Problem description
Send back every line of the data exactly.

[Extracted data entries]
····················

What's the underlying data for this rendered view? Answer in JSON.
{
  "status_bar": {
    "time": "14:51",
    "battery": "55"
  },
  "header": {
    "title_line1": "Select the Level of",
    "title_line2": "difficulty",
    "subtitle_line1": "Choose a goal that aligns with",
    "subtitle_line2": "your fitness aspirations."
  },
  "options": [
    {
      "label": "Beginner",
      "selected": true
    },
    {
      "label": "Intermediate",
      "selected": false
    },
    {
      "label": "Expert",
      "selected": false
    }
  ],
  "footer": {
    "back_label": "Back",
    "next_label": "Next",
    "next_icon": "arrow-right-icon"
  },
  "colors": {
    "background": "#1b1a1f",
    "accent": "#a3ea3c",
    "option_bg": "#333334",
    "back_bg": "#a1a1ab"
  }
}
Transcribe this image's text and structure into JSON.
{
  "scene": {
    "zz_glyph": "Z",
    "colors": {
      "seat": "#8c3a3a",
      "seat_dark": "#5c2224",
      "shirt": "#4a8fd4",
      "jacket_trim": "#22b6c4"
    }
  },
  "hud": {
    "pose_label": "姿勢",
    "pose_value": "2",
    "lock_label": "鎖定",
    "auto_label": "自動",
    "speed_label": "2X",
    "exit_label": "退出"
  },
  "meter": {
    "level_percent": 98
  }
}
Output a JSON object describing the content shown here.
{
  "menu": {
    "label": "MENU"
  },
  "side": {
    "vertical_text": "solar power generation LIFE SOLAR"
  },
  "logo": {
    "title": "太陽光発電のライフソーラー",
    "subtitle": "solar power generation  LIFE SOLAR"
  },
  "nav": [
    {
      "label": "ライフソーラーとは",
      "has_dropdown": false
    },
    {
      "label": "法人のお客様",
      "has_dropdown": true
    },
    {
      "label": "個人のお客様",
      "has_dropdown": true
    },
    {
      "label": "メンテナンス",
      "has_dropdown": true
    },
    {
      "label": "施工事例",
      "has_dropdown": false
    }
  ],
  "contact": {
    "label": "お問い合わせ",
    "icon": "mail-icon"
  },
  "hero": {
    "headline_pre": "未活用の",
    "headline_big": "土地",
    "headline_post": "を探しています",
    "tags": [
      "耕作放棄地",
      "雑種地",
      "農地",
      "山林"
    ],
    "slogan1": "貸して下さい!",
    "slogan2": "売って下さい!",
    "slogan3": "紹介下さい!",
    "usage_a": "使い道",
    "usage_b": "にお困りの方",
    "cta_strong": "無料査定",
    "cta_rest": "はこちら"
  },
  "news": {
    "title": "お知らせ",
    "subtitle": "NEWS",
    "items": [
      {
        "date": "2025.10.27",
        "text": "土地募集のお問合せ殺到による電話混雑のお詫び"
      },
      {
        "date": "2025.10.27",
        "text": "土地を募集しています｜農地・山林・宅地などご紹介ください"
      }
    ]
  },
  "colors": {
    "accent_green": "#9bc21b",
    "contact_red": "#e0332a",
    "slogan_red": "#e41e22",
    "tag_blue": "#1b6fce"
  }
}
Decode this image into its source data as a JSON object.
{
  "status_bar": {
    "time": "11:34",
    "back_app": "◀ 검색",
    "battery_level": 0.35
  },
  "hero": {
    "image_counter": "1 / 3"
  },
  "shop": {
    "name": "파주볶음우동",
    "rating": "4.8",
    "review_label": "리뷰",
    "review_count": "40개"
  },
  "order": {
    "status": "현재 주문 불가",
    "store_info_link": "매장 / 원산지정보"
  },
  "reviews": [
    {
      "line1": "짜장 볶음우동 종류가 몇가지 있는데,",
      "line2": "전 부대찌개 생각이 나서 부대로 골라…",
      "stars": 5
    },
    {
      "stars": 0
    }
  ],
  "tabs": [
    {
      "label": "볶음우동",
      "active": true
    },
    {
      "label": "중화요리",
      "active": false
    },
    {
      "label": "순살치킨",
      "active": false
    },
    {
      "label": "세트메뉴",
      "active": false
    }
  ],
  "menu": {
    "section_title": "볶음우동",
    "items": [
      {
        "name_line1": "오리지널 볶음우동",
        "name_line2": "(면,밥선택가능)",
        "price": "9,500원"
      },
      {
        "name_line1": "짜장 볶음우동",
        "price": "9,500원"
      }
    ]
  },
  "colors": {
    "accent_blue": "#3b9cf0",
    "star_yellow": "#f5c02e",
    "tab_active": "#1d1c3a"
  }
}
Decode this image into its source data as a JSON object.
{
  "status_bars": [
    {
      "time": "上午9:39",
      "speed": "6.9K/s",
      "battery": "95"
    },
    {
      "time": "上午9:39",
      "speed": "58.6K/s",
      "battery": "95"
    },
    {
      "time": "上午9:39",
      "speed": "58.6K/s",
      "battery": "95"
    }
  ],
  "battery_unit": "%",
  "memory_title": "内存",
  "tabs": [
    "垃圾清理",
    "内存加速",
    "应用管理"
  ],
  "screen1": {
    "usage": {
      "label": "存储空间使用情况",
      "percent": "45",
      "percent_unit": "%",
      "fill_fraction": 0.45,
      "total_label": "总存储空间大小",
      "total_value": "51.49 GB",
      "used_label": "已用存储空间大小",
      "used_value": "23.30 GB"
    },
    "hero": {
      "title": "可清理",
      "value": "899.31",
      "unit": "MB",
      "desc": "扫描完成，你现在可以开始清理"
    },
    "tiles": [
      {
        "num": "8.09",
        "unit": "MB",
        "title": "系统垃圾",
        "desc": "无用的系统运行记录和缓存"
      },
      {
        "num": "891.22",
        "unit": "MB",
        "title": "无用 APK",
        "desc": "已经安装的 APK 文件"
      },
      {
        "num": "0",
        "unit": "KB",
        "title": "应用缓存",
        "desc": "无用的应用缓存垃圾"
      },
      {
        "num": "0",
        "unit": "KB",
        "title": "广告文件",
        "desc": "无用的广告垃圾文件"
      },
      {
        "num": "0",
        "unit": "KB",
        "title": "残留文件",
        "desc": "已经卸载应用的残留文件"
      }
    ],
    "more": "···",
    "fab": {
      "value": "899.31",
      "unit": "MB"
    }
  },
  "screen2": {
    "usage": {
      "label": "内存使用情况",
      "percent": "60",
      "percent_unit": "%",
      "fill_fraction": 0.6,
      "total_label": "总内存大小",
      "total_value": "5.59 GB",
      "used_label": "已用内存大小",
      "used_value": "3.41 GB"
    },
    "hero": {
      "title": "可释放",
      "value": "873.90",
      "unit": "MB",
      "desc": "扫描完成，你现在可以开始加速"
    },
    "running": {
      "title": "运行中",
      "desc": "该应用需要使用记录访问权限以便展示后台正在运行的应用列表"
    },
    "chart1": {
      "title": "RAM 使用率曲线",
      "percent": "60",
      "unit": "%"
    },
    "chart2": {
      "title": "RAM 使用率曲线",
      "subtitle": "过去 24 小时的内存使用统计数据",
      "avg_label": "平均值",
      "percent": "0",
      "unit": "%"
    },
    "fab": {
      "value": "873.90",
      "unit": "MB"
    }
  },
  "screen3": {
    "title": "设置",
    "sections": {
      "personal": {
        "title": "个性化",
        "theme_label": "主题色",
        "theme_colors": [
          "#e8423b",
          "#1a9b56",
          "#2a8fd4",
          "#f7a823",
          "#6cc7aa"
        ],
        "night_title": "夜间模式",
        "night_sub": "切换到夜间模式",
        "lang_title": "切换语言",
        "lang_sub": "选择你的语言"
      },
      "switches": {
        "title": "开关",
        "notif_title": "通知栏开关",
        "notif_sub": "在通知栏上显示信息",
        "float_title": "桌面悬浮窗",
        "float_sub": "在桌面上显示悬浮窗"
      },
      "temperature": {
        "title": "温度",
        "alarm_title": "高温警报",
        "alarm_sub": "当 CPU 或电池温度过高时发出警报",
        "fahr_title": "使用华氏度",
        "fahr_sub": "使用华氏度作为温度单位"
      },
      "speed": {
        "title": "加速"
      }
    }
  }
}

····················

Task solution
What's the underlying data for this rendered view? Answer in JSON.
{
  "status_bar": {
    "time": "14:51",
    "battery": "55"
  },
  "header": {
    "title_line1": "Select the Level of",
    "title_line2": "difficulty",
    "subtitle_line1": "Choose a goal that aligns with",
    "subtitle_line2": "your fitness aspirations."
  },
  "options": [
    {
      "label": "Beginner",
      "selected": true
    },
    {
      "label": "Intermediate",
      "selected": false
    },
    {
      "label": "Expert",
      "selected": false
    }
  ],
  "footer": {
    "back_label": "Back",
    "next_label": "Next",
    "next_icon": "arrow-right-icon"
  },
  "colors": {
    "background": "#1b1a1f",
    "accent": "#a3ea3c",
    "option_bg": "#333334",
    "back_bg": "#a1a1ab"
  }
}
Transcribe this image's text and structure into JSON.
{
  "scene": {
    "zz_glyph": "Z",
    "colors": {
      "seat": "#8c3a3a",
      "seat_dark": "#5c2224",
      "shirt": "#4a8fd4",
      "jacket_trim": "#22b6c4"
    }
  },
  "hud": {
    "pose_label": "姿勢",
    "pose_value": "2",
    "lock_label": "鎖定",
    "auto_label": "自動",
    "speed_label": "2X",
    "exit_label": "退出"
  },
  "meter": {
    "level_percent": 98
  }
}
Output a JSON object describing the content shown here.
{
  "menu": {
    "label": "MENU"
  },
  "side": {
    "vertical_text": "solar power generation LIFE SOLAR"
  },
  "logo": {
    "title": "太陽光発電のライフソーラー",
    "subtitle": "solar power generation  LIFE SOLAR"
  },
  "nav": [
    {
      "label": "ライフソーラーとは",
      "has_dropdown": false
    },
    {
      "label": "法人のお客様",
      "has_dropdown": true
    },
    {
      "label": "個人のお客様",
      "has_dropdown": true
    },
    {
      "label": "メンテナンス",
      "has_dropdown": true
    },
    {
      "label": "施工事例",
      "has_dropdown": false
    }
  ],
  "contact": {
    "label": "お問い合わせ",
    "icon": "mail-icon"
  },
  "hero": {
    "headline_pre": "未活用の",
    "headline_big": "土地",
    "headline_post": "を探しています",
    "tags": [
      "耕作放棄地",
      "雑種地",
      "農地",
      "山林"
    ],
    "slogan1": "貸して下さい!",
    "slogan2": "売って下さい!",
    "slogan3": "紹介下さい!",
    "usage_a": "使い道",
    "usage_b": "にお困りの方",
    "cta_strong": "無料査定",
    "cta_rest": "はこちら"
  },
  "news": {
    "title": "お知らせ",
    "subtitle": "NEWS",
    "items": [
      {
        "date": "2025.10.27",
        "text": "土地募集のお問合せ殺到による電話混雑のお詫び"
      },
      {
        "date": "2025.10.27",
        "text": "土地を募集しています｜農地・山林・宅地などご紹介ください"
      }
    ]
  },
  "colors": {
    "accent_green": "#9bc21b",
    "contact_red": "#e0332a",
    "slogan_red": "#e41e22",
    "tag_blue": "#1b6fce"
  }
}
Decode this image into its source data as a JSON object.
{
  "status_bar": {
    "time": "11:34",
    "back_app": "◀ 검색",
    "battery_level": 0.35
  },
  "hero": {
    "image_counter": "1 / 3"
  },
  "shop": {
    "name": "파주볶음우동",
    "rating": "4.8",
    "review_label": "리뷰",
    "review_count": "40개"
  },
  "order": {
    "status": "현재 주문 불가",
    "store_info_link": "매장 / 원산지정보"
  },
  "reviews": [
    {
      "line1": "짜장 볶음우동 종류가 몇가지 있는데,",
      "line2": "전 부대찌개 생각이 나서 부대로 골라…",
      "stars": 5
    },
    {
      "stars": 0
    }
  ],
  "tabs": [
    {
      "label": "볶음우동",
      "active": true
    },
    {
      "label": "중화요리",
      "active": false
    },
    {
      "label": "순살치킨",
      "active": false
    },
    {
      "label": "세트메뉴",
      "active": false
    }
  ],
  "menu": {
    "section_title": "볶음우동",
    "items": [
      {
        "name_line1": "오리지널 볶음우동",
        "name_line2": "(면,밥선택가능)",
        "price": "9,500원"
      },
      {
        "name_line1": "짜장 볶음우동",
        "price": "9,500원"
      }
    ]
  },
  "colors": {
    "accent_blue": "#3b9cf0",
    "star_yellow": "#f5c02e",
    "tab_active": "#1d1c3a"
  }
}
Decode this image into its source data as a JSON object.
{
  "status_bars": [
    {
      "time": "上午9:39",
      "speed": "6.9K/s",
      "battery": "95"
    },
    {
      "time": "上午9:39",
      "speed": "58.6K/s",
      "battery": "95"
    },
    {
      "time": "上午9:39",
      "speed": "58.6K/s",
      "battery": "95"
    }
  ],
  "battery_unit": "%",
  "memory_title": "内存",
  "tabs": [
    "垃圾清理",
    "内存加速",
    "应用管理"
  ],
  "screen1": {
    "usage": {
      "label": "存储空间使用情况",
      "percent": "45",
      "percent_unit": "%",
      "fill_fraction": 0.45,
      "total_label": "总存储空间大小",
      "total_value": "51.49 GB",
      "used_label": "已用存储空间大小",
      "used_value": "23.30 GB"
    },
    "hero": {
      "title": "可清理",
      "value": "899.31",
      "unit": "MB",
      "desc": "扫描完成，你现在可以开始清理"
    },
    "tiles": [
      {
        "num": "8.09",
        "unit": "MB",
        "title": "系统垃圾",
        "desc": "无用的系统运行记录和缓存"
      },
      {
        "num": "891.22",
        "unit": "MB",
        "title": "无用 APK",
        "desc": "已经安装的 APK 文件"
      },
      {
        "num": "0",
        "unit": "KB",
        "title": "应用缓存",
        "desc": "无用的应用缓存垃圾"
      },
      {
        "num": "0",
        "unit": "KB",
        "title": "广告文件",
        "desc": "无用的广告垃圾文件"
      },
      {
        "num": "0",
        "unit": "KB",
        "title": "残留文件",
        "desc": "已经卸载应用的残留文件"
      }
    ],
    "more": "···",
    "fab": {
      "value": "899.31",
      "unit": "MB"
    }
  },
  "screen2": {
    "usage": {
      "label": "内存使用情况",
      "percent": "60",
      "percent_unit": "%",
      "fill_fraction": 0.6,
      "total_label": "总内存大小",
      "total_value": "5.59 GB",
      "used_label": "已用内存大小",
      "used_value": "3.41 GB"
    },
    "hero": {
      "title": "可释放",
      "value": "873.90",
      "unit": "MB",
      "desc": "扫描完成，你现在可以开始加速"
    },
    "running": {
      "title": "运行中",
      "desc": "该应用需要使用记录访问权限以便展示后台正在运行的应用列表"
    },
    "chart1": {
      "title": "RAM 使用率曲线",
      "percent": "60",
      "unit": "%"
    },
    "chart2": {
      "title": "RAM 使用率曲线",
      "subtitle": "过去 24 小时的内存使用统计数据",
      "avg_label": "平均值",
      "percent": "0",
      "unit": "%"
    },
    "fab": {
      "value": "873.90",
      "unit": "MB"
    }
  },
  "screen3": {
    "title": "设置",
    "sections": {
      "personal": {
        "title": "个性化",
        "theme_label": "主题色",
        "theme_colors": [
          "#e8423b",
          "#1a9b56",
          "#2a8fd4",
          "#f7a823",
          "#6cc7aa"
        ],
        "night_title": "夜间模式",
        "night_sub": "切换到夜间模式",
        "lang_title": "切换语言",
        "lang_sub": "选择你的语言"
      },
      "switches": {
        "title": "开关",
        "notif_title": "通知栏开关",
        "notif_sub": "在通知栏上显示信息",
        "float_title": "桌面悬浮窗",
        "float_sub": "在桌面上显示悬浮窗"
      },
      "temperature": {
        "title": "温度",
        "alarm_title": "高温警报",
        "alarm_sub": "当 CPU 或电池温度过高时发出警报",
        "fahr_title": "使用华氏度",
        "fahr_sub": "使用华氏度作为温度单位"
      },
      "speed": {
        "title": "加速"
      }
    }
  }
}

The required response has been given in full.